From Paths to Roads
Although present-day visitors traditionally drive to the top of Cadillac Mountain before dawn to witness the first sunlight striking the American continent, the roads of Mount Desert Island were not always so accommodating. Since time immemorial, Wabanaki people traveled throughout the island using a sophisticated network of footpaths. When European colonists arrived in 1761, they too used these paths, widening many to make room for horses and buckboard wagons. The trail to the top of Cadillac Mountain, for instance, was widened and made a toll road during the 1850s. Early European settlers to Mount Desert Island quickly began constructing their own roads in order to enhance economic and social interaction. As early as 1777, residents had connected the island communities of Bar, Bass, and Southwest harbors with crude roads that were often impassable during inclement weather.

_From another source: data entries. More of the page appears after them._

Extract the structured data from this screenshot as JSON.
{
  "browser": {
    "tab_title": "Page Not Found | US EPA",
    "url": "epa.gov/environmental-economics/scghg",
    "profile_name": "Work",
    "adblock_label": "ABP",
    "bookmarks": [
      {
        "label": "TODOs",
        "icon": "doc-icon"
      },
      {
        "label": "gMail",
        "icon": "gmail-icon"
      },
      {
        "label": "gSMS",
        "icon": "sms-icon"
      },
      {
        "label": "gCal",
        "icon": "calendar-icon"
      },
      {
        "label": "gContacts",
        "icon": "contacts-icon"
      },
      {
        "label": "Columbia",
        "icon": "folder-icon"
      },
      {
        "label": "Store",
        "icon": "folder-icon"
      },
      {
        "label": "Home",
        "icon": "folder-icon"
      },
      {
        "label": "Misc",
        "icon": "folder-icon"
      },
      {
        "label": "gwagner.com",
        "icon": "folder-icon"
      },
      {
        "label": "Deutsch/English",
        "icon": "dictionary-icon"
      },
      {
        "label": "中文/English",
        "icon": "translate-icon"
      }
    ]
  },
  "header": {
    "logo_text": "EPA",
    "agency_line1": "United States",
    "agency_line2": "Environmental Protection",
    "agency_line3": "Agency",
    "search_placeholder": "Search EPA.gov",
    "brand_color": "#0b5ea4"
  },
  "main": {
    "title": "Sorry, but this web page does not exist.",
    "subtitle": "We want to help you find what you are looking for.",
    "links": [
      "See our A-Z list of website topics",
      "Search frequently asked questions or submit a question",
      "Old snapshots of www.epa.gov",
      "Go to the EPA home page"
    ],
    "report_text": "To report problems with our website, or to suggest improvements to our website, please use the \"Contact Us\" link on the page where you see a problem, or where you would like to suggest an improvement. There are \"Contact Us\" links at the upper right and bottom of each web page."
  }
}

Early Pressure on Roads and the 'Auto Wars'Over time, a network of roads across Mount Desert Island and the Schoodic Penninsula began to modernize. Increases in tourism and the rise of the automobile during the final decades of the nineteenth century, led some residents promoted road construction as a means of drawing visitors to the island. In 1888, for example, locals built a road to the shore of Eagle Lake in an effort to promote the island as a vacation destination. Other islanders were less enthused and a time period known locally as the 'auto wars' ensued. In 1903, voters on Mount Desert Island voted to ban automobiles on the island and in 1909 the Maine state legislature banned automobiles from all Maine island roads. Over the years, many locals found creative ways to challenge the ban, even to the point of being arrested for 'coasting' their automobile down a hill instead of 'driving' it.
Summer resident John D. Rockefeller, Jr., whose family fortune resulted from the Standard Oil Company, ironically saw the increase in the number of cars as a threat to his idyllic island getaway. In reaction to this symbol of urban industrial society, he constructed carriage roads for horse and foot traffic only. By 1941 he had built more than forty miles of such roads throughout the east side of the island. The first roads were built on his Seal Harbor estate; later roads were constructed on park lands, or land which Mr. Rockefeller acquired and later turned over to the park.
Park founder, George B. Dorr, worked out a compromise that let some autos come to the island via some roads. Later, around 1911, Southwest Harbor was the first community on the island to vote to allow cars, with Bar Harbor following in 1913.
Plans For Motor Roads
Acadia’s motor road system was constructed over a 36 year period. The planning and design were not without challenges resulting from a difficult topography, private and public land ownership, economic verses conservation interests, and the financial constraints brought on by the Great Depression and World War II.
From Vision to Reality
George Dorr, a central figure in the park’s establishment and its first superintendent, had a vision in 1922 for connecting the Eagle Lake and Jordan Pond areas and allowing access to reach Cadillac Mountain. John D. Rockefeller brought these ideas to fruition by personally funding most of the motor road projects, in addition to expanding access to the park on his famous carriage roads. Using his connections to leadership in the National Park Service and wealth to acquire and donate lands, Rockefeller played a critical role in setting a standard for roadways and landscapes in national parks.
A Thoughtful Design
The motor roads were praised for their scenic quality and careful consideration of moving with the land, but local opposition still came from those who feared negative impacts to the area. Rockefeller's original hope for the Park Loop Road was ultimately altered by this community opposition, but the final segment was completed by the Bureau of Public Roads (BPR) in 1958.
Construction and Features
The motor roads at Acadia were constructed with some distinct features:
The roads intentionally move with the land, allowing for visitors to view and experience the landscape without sacrificing the topography. The motor road system was integrated with the carriage road system and hiking trails, creating a network for visitors to explore Acadia by car, foot, carriage, and later bicycle. Despite a long construction period, a consistent use of the Rustic Design is still visible today – where roads blend with natural features as much as possible. Much of the vegetation along the roads was destroyed in the Fire of 1947 but have since rebounded. These plants along the road shoulders and in wetlands, meadows, and forests continue to help blend the roads with the park’s landscape.
Maintenance and Future of Motor Roads
After Rockefeller’s death in 1960, the combination of lessened interest, limited staff, and shrinking budgets for maintenance meant motor roads and carriage roads feel into disrepair. With the assistance of special projects, volunteers, and donations by Friends of Acadia, the historic motor roads were rehabilitated and continue to be maintained – offering the same park driving tour experience intended by the visionaries, planners, engineers, and designers.
In recent years, transportation issues at the park have become more complex as Acadia's visitation increases. Traffic congestion from private vehicles, concessions buses, commercial tour coaches, public transportation shuttle buses, and bicycles creates public safety issues, impacts to the historic motor road system, and impacts to the park's natural and cultural resources.
Last updated: November 1, 2023